It was a mixed bag of good, bad, joyful, and tragic. During that year I was neck-deep in finishing my master’s degree, driving a school bus, preaching 3 different sermons a week, and dealing with a sick wife. What’s more, things were happening underneath the radar that would nearly destroy my family and cost my youngest daughter her life.
I don’t know why I am telling you this right now, because it has very little to do with what I wanted to do when I sat down. Actually, all I wanted to do was give a little context to a video I was going to link. However, it just seems like the words I’m typing are being guided. Maybe they’re just what’s on my heart and I need to get them off. I don’t know.
While I was pastor at Riverside, some very bad things happened (hopefully, one day, I’ll have the freedom to share more details). But one of the most painful aspects was finding out – at least being accused – that if I had not been spending so much time studying and working I might have been a better and more attentive father… The one making that accusation was evil and simply trying to make excuses for his own actions.
Yet, in some ways, it was true, which is what makes it painful. I was focused on trying to do things FOR the family and missed some critical times WITH the family. Since then, there has been forgiveness, but scars remain. Thankfully, I serve a God who can even work miracles with scars. He has some too, you know.
Like I said, I didn’t plan on writing this, but somebody evidently needs to read it. Your #1 ministry is your family, not your community, your job, or your church. There is no success in life, whether it be earning millions or having the largest congregation, that is worth losing your children to the enemy.

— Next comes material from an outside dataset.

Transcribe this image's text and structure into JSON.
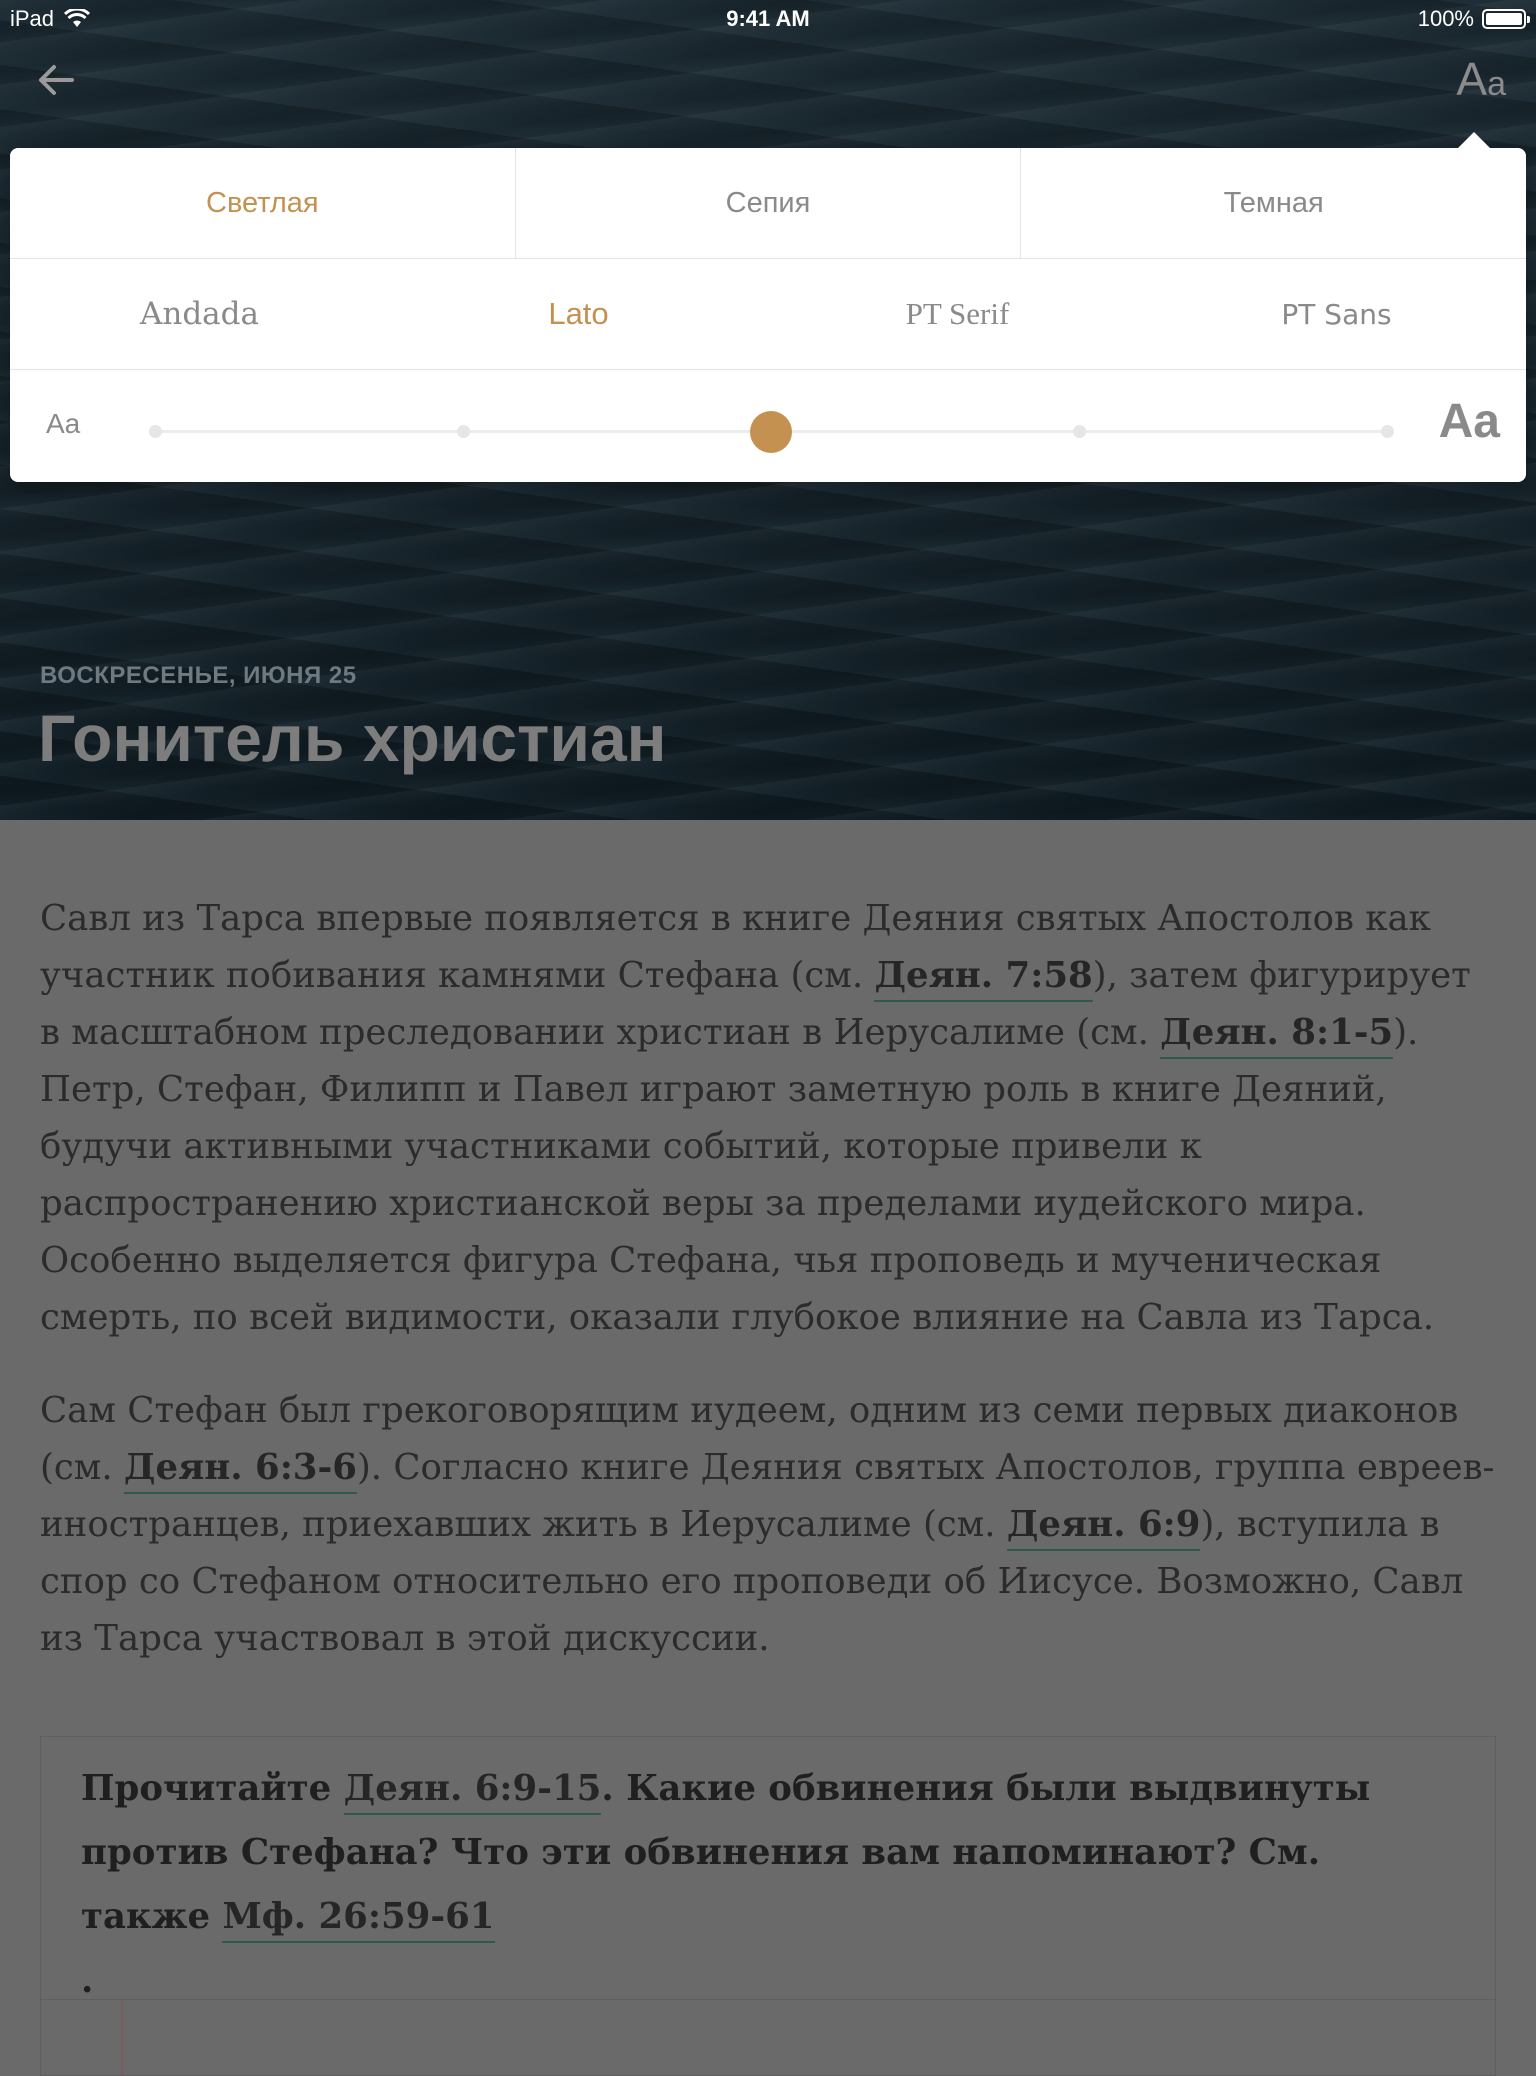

Let me help you put things in order:
God (your personal relationship with Jesus and your obedience to the will of God)
Providing for your family (i.e., career, vocational ministry, etc.)
If you’ll look carefully, there’s a lot NOT on that list. What about hobbies? What about community service? What about politics? What about friends?

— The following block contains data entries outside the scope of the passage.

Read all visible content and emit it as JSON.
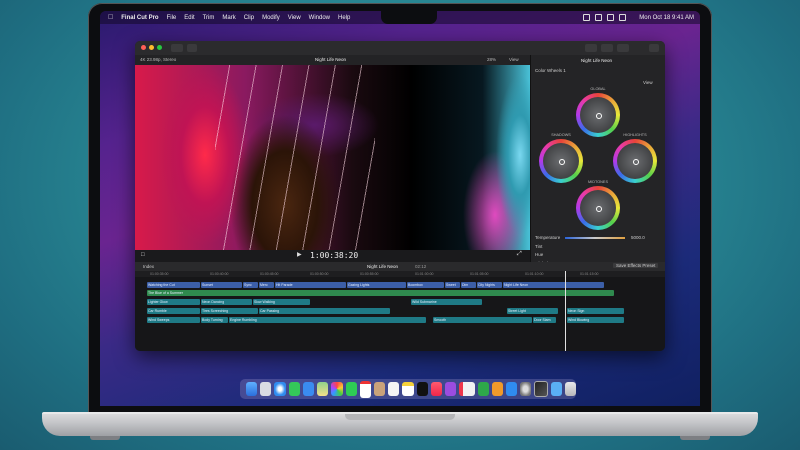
{
  "menubar": {
    "app": "Final Cut Pro",
    "items": [
      "File",
      "Edit",
      "Trim",
      "Mark",
      "Clip",
      "Modify",
      "View",
      "Window",
      "Help"
    ],
    "datetime": "Mon Oct 18  9:41 AM"
  },
  "viewer": {
    "format": "4K 23.98p, Stereo",
    "title": "Night Life Neon",
    "zoom": "28%",
    "view_label": "View",
    "timecode": "1:00:38:20"
  },
  "inspector": {
    "title": "Night Life Neon",
    "effect": "Color Wheels 1",
    "view_label": "View",
    "wheels": [
      "GLOBAL",
      "SHADOWS",
      "HIGHLIGHTS",
      "MIDTONES"
    ],
    "temperature_label": "Temperature",
    "temperature_value": "5000.0",
    "tint_label": "Tint",
    "hue_label": "Hue",
    "preset_label": "Global",
    "save_button": "Save Effects Preset"
  },
  "timeline": {
    "index_label": "Index",
    "project": "Night Life Neon",
    "duration": "02:12",
    "ruler": [
      "01:00:35:00",
      "01:00:40:00",
      "01:00:45:00",
      "01:00:50:00",
      "01:00:55:00",
      "01:01:00:00",
      "01:01:05:00",
      "01:01:10:00",
      "01:01:15:00"
    ],
    "clips_row1": [
      "Watching the Cut",
      "Sunset",
      "Sync",
      "Merc",
      "Hit Parade",
      "Gazing Lights",
      "Boombox",
      "Sweet",
      "Dim",
      "City Nights",
      "Night Life Neon"
    ],
    "clips_row2": [
      "The Blue of a Summer"
    ],
    "clips_row3": [
      "Lighter Glow",
      "Neon Dancing",
      "Slow Walking",
      "Wild Submarine"
    ],
    "clips_row4": [
      "Car Rumble",
      "Tires Screeching",
      "Car Passing",
      "Street Light",
      "Neon Sign"
    ],
    "clips_row5": [
      "Wind Sweeps",
      "Body Turning",
      "Engine Rumbling",
      "Smooth",
      "Door Slam",
      "Wind Blowing"
    ]
  },
  "dock_icons": [
    "finder-icon",
    "launchpad-icon",
    "safari-icon",
    "messages-icon",
    "mail-icon",
    "maps-icon",
    "photos-icon",
    "facetime-icon",
    "calendar-icon",
    "contacts-icon",
    "reminders-icon",
    "notes-icon",
    "tv-icon",
    "music-icon",
    "podcasts-icon",
    "news-icon",
    "numbers-icon",
    "keynote-icon",
    "appstore-icon",
    "settings-icon",
    "finalcut-icon",
    "downloads-icon",
    "trash-icon"
  ],
  "colors": {
    "accent": "#3c5fa8",
    "clip_green": "#2f8a4e",
    "clip_teal": "#1f7a86"
  }
}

Oh, you can have those things, but if they break the above hierarchy of priorities, you’ll one day find yourself face-down in a pillow wet with regret.
But what if you’ve already made mistakes you can’t correct? Been there, done that, got the t-shirt.
Delight thyself also in the LORD, and he shall give thee the desires of thine heart. Commit thy way unto the LORD; trust also in him, and he shall bring [it] to pass. – Psalm 37:4-5
Today is a new day and the first day of the rest of your life. The race is not over, so finish well.
His grace is sufficient (2 Cor. 12:9).
Here’s the video I was going to share. It’s still my theme.